No, I'm not trying to give anyone advice here! (Those who know me would laugh! Especially Tom!)
How to Be an American Housewife by Margaret Dilloway is the latest selection for the BlogHer Book Club. It's a story about forgiveness, perserverence, understanding, examining your life and following your dreams.
All the things I love to write about!
Dilloway draws on her own family history to weave this tale of Shoko, a Japanese War Bride who comes to America with her Navy man husband, Charlie, after World War II, hoping for a new life but facing prejudice and ostracism. Her husband gives her a book, more of a manual, I guess, to help her adjust - How to Be an American Housewife.
The story begins in Shoko's 60-something voice describing her yearning to return to Japan to see her brother, Taro, who disowned her for marrying an American. She takes us back to their childhood; shares with us her dreams, goals and heartbreaks; explains how she met Charlie and the challenges she faced in America. She's in ill health, suffering for years from a weak heart, possibly caused by radiation, and now faces a life-threatening surgery.

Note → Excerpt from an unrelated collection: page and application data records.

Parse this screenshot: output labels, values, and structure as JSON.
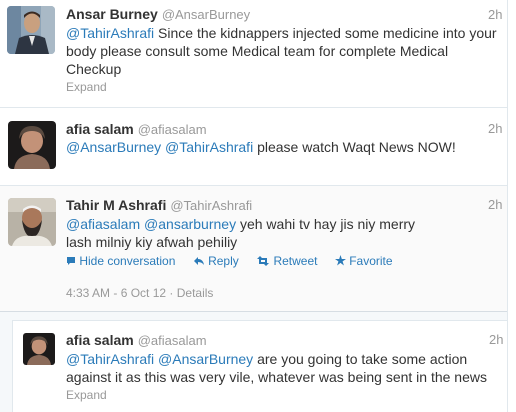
{
  "tweets": [
    {
      "name": "Ansar Burney",
      "handle": "@AnsarBurney",
      "time": "2h",
      "mentions": [
        "@TahirAshrafi"
      ],
      "text": "Since the kidnappers injected some medicine into your body please consult some Medical team for complete Medical Checkup",
      "expand": "Expand"
    },
    {
      "name": "afia salam",
      "handle": "@afiasalam",
      "time": "2h",
      "mentions": [
        "@AnsarBurney",
        "@TahirAshrafi"
      ],
      "text": "please watch Waqt News NOW!",
      "expand": ""
    },
    {
      "name": "Tahir M Ashrafi",
      "handle": "@TahirAshrafi",
      "time": "2h",
      "mentions": [
        "@afiasalam",
        "@ansarburney"
      ],
      "text": "yeh wahi tv hay jis niy merry lash milniy kiy afwah pehiliy",
      "actions": {
        "hide": "Hide conversation",
        "reply": "Reply",
        "retweet": "Retweet",
        "favorite": "Favorite"
      },
      "timestamp": "4:33 AM - 6 Oct 12",
      "details": "Details"
    },
    {
      "name": "afia salam",
      "handle": "@afiasalam",
      "time": "2h",
      "mentions": [
        "@TahirAshrafi",
        "@AnsarBurney"
      ],
      "text": "are you going to take some action against it as this was very vile, whatever was being sent in the news",
      "expand": "Expand"
    }
  ],
  "colors": {
    "link": "#2b7bb9",
    "muted": "#999999",
    "text": "#333333"
  },
  "icons": [
    "speech-bubble-icon",
    "reply-arrow-icon",
    "retweet-icon",
    "star-icon"
  ]
}
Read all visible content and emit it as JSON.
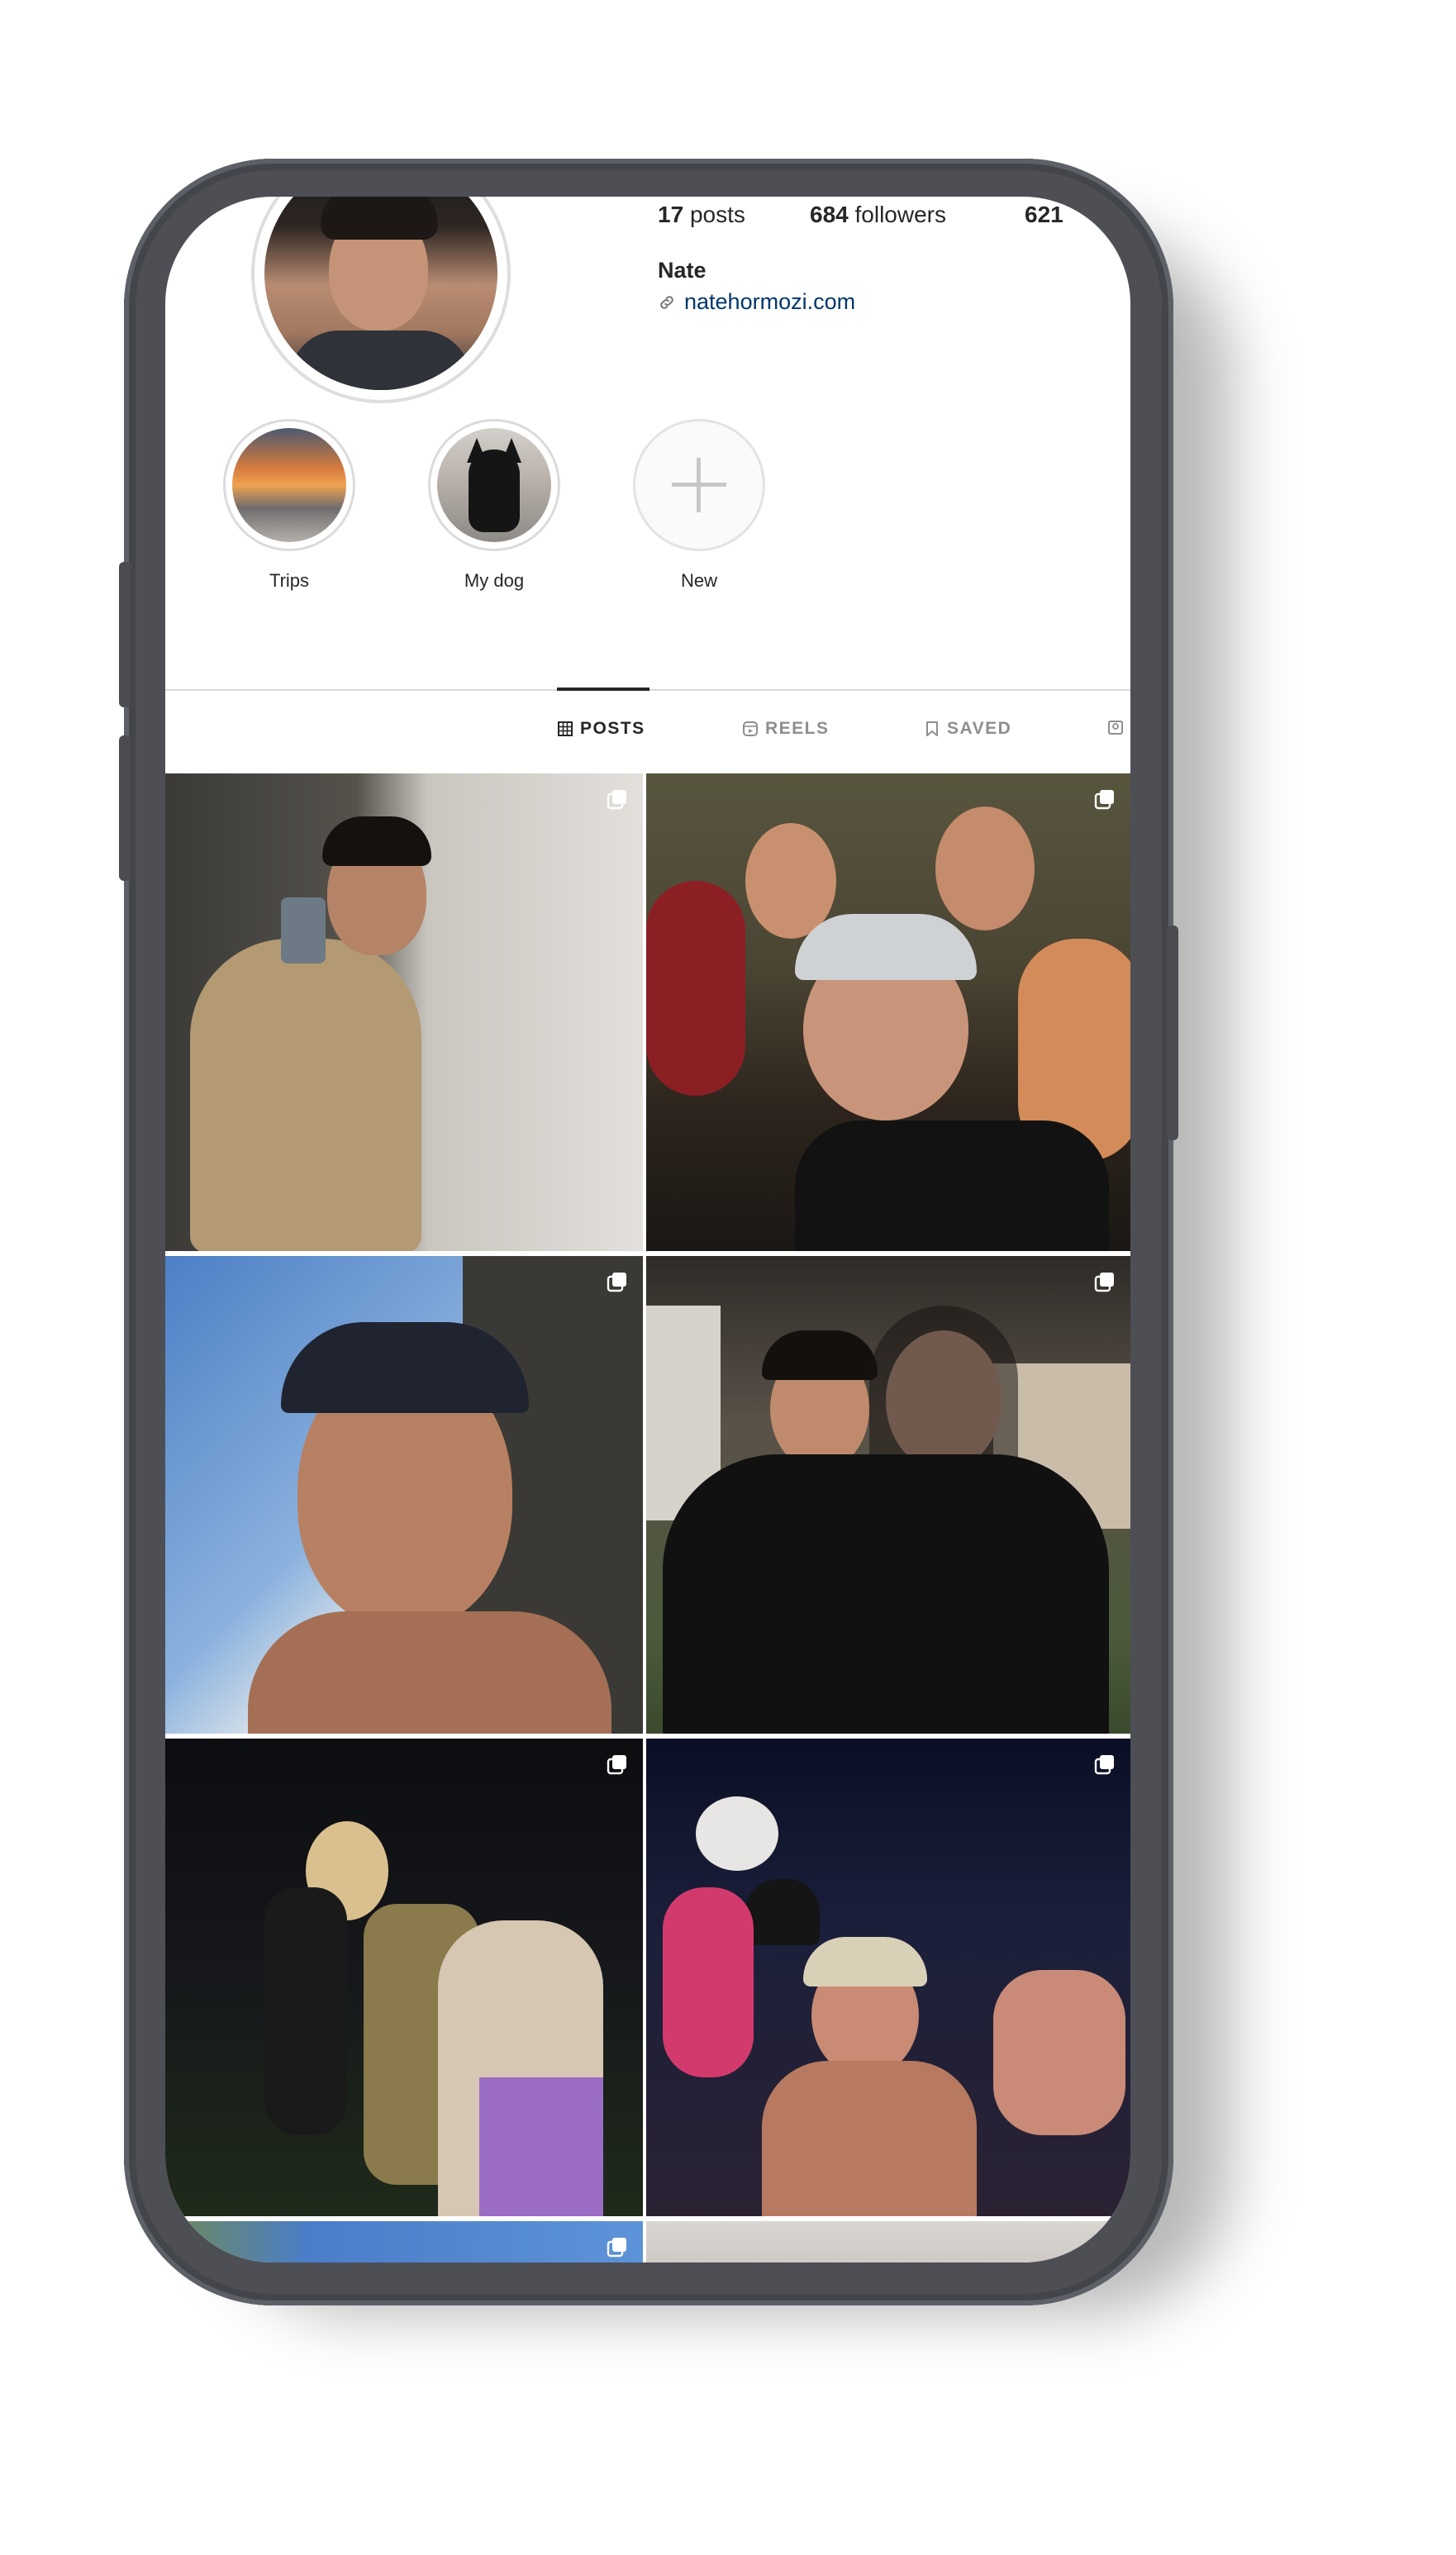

Shoko has dreamed of returning to Japan someday, but life continually intervened. First, she couldn't afford it. And then, when she manages to stash away enough money, her heart isn't strong enough to make the trip. But she's determined to make contact with Taro, and turns to her daughter, Sue, to travel to Japan in her place.
This is where Sue takes up the story.
Sue and Shoko have never had a close relationship, but she is still concerned for her mother and sees how important it is to her to make amends with Taro before she dies. She agrees to make the trip, along with her teenage daughter, Helena. While in Japan, Sue is not only able to understand her mother better, but her own dreams are reawakened.
Although Shoko wanted to be a good mother, she fell short at times due to her health, her age, cultural differences and her own strong personality. But this trip is exactly what Sue needs and by giving it to her, I feel any mistakes Shoko made along the way are redeemed.
As a mother, I can identify with both Shoko and Sue, wanting to be the best I can be but knowing I fall short too often. Like them, I also have dreams I still hope come true; I liked the message this gave of never giving up on them, that there's no expiration date on dreams.
This isn't just a mother-daughter story, though. Dilloway provides a little something for everyone. I'm a history buff and enjoyed hearing about life in Japan during World War II. I also love a good love story and this one didn't disappoint me in that category, either.
So I suggest you read it, and if you do, let me know what you thought about it!
(To learn more about the book and the author, and to join in further conversations on BlogHer, click here. Oh, and I was compensated for this BlogHer Book Club review but all opinions expressed are my own.)